_Task statement_
Check each line of the data for "step", and copy the ones that have it.
___ Data
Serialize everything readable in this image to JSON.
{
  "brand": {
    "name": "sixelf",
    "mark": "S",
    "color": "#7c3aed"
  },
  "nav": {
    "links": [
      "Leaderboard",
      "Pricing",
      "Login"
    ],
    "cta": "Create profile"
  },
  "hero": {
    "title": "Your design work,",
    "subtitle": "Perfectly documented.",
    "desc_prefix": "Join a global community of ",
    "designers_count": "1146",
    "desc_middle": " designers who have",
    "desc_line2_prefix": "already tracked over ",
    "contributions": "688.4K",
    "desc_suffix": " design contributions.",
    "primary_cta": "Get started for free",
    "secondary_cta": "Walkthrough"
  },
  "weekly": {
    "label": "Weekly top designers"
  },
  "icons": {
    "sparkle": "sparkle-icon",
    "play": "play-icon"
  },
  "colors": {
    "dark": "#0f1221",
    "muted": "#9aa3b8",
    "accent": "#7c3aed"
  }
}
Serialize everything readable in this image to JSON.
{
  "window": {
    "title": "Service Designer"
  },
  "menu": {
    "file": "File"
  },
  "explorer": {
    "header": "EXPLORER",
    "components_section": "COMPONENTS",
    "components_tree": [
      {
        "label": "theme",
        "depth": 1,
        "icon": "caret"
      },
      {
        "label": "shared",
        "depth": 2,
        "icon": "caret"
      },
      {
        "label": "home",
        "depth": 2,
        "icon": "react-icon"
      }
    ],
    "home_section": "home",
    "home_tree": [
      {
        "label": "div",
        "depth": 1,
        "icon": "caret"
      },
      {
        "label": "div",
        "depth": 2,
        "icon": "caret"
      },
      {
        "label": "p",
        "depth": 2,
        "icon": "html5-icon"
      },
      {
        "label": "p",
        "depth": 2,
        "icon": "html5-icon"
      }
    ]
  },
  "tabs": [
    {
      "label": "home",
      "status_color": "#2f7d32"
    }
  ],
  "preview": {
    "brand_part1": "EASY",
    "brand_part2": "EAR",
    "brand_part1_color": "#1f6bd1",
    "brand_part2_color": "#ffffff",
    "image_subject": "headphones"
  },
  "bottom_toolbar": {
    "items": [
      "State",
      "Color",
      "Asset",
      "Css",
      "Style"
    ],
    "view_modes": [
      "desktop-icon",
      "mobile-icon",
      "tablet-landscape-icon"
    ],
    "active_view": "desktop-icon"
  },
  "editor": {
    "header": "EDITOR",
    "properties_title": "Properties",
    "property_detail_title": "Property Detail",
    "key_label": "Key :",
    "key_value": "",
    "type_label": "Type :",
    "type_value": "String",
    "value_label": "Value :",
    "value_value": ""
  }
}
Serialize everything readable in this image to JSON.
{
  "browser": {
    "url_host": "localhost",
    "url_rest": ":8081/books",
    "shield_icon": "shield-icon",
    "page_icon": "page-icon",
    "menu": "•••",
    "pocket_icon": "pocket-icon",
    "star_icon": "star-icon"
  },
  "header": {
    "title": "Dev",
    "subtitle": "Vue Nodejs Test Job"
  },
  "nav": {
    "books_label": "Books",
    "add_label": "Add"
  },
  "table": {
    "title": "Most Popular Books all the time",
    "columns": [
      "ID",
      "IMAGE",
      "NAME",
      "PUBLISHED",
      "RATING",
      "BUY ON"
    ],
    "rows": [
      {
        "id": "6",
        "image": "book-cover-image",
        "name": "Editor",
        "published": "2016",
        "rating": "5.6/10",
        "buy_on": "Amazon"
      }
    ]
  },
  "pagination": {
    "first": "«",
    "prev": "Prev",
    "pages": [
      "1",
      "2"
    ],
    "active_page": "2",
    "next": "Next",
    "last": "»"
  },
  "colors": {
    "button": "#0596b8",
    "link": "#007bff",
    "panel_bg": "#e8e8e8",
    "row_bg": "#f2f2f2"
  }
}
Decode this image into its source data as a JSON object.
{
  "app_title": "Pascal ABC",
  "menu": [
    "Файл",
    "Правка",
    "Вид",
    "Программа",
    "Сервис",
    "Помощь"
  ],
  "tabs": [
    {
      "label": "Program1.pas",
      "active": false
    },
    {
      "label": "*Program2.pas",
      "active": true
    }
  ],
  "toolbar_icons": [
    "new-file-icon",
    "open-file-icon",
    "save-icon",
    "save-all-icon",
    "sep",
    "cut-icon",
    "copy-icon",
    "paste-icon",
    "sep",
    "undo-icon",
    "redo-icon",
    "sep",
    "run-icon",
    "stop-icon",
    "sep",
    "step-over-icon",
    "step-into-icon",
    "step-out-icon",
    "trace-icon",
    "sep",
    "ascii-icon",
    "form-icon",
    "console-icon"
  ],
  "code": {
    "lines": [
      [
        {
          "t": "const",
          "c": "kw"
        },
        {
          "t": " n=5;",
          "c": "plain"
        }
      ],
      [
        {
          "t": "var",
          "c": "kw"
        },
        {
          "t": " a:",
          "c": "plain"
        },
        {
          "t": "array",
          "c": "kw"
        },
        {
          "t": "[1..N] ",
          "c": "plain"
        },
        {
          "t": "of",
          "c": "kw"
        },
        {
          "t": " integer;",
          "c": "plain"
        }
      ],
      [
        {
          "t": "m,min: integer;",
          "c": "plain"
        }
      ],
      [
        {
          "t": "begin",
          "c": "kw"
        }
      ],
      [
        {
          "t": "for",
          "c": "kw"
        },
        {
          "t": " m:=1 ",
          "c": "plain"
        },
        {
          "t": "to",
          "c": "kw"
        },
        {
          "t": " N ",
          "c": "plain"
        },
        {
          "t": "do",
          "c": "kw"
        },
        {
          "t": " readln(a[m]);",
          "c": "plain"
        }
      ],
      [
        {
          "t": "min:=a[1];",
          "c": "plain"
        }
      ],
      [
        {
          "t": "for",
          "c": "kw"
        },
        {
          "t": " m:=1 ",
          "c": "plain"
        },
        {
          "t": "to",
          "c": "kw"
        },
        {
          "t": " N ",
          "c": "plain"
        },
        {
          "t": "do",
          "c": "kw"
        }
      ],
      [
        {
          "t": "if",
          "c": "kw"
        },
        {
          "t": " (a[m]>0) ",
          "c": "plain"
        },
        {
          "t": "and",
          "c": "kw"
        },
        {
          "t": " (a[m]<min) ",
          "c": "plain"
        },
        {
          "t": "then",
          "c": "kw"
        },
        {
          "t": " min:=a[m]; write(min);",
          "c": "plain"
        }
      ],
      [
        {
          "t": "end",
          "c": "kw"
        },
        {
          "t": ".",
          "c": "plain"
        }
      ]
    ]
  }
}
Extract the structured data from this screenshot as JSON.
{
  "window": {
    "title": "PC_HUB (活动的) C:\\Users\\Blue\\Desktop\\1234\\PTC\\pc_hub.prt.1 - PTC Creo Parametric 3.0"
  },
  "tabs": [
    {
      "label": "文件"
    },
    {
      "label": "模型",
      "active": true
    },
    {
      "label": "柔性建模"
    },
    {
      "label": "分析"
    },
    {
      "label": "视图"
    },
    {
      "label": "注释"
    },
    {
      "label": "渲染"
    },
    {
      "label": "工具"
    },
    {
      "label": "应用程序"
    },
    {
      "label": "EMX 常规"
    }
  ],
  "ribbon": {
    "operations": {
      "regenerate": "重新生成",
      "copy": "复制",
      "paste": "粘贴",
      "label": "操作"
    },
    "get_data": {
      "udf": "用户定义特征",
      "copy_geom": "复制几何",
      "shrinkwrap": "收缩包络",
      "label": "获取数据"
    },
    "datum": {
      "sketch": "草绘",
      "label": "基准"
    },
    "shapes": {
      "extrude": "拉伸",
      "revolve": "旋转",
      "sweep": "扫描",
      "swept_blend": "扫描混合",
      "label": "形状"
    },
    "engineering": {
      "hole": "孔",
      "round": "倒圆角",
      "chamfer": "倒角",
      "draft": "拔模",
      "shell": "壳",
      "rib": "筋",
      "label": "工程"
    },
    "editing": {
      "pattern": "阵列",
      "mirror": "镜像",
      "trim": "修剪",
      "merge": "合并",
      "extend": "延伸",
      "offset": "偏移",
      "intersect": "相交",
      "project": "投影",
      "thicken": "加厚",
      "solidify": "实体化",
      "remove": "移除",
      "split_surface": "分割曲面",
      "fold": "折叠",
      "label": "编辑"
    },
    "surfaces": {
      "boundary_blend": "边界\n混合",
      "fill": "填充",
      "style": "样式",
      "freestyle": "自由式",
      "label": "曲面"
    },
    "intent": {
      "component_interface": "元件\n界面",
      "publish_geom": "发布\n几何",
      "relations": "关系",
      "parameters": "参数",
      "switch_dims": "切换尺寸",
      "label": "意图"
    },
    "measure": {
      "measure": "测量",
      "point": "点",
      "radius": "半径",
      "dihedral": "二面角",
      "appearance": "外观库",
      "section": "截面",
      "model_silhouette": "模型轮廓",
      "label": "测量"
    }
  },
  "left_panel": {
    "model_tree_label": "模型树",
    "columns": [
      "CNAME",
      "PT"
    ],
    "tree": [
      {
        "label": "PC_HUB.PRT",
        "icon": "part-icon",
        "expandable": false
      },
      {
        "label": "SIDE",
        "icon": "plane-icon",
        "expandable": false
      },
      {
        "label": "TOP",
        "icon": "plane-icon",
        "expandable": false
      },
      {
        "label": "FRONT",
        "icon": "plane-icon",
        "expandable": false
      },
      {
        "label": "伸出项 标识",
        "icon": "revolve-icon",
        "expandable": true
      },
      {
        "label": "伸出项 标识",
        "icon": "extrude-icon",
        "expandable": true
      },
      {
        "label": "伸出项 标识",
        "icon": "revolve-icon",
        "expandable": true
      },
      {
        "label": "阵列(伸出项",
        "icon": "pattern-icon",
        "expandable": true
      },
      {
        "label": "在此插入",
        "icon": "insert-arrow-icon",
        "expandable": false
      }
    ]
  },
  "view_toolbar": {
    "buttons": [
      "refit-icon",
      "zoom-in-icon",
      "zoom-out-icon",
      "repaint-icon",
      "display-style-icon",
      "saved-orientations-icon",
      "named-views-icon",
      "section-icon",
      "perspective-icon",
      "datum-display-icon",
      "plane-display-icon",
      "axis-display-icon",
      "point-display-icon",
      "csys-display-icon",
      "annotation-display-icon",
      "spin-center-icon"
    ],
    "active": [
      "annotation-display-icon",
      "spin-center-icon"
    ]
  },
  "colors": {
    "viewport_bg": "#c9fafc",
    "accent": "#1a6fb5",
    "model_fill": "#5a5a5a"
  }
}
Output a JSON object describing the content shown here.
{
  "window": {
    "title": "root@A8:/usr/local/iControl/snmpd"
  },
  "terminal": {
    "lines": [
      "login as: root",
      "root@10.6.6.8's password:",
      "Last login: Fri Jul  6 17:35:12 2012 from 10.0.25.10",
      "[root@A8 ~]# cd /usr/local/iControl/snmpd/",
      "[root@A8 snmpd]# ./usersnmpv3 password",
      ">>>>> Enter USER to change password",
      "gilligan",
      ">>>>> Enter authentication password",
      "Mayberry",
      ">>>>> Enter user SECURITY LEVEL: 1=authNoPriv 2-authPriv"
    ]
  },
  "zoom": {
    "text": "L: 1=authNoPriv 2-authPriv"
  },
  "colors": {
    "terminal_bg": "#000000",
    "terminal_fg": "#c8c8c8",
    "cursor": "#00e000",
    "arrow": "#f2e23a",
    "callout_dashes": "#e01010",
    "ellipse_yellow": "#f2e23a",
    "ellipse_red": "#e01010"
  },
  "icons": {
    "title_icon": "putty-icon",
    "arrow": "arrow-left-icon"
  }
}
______
_Reply to the task_
    "step-over-icon",
    "step-into-icon",
    "step-out-icon",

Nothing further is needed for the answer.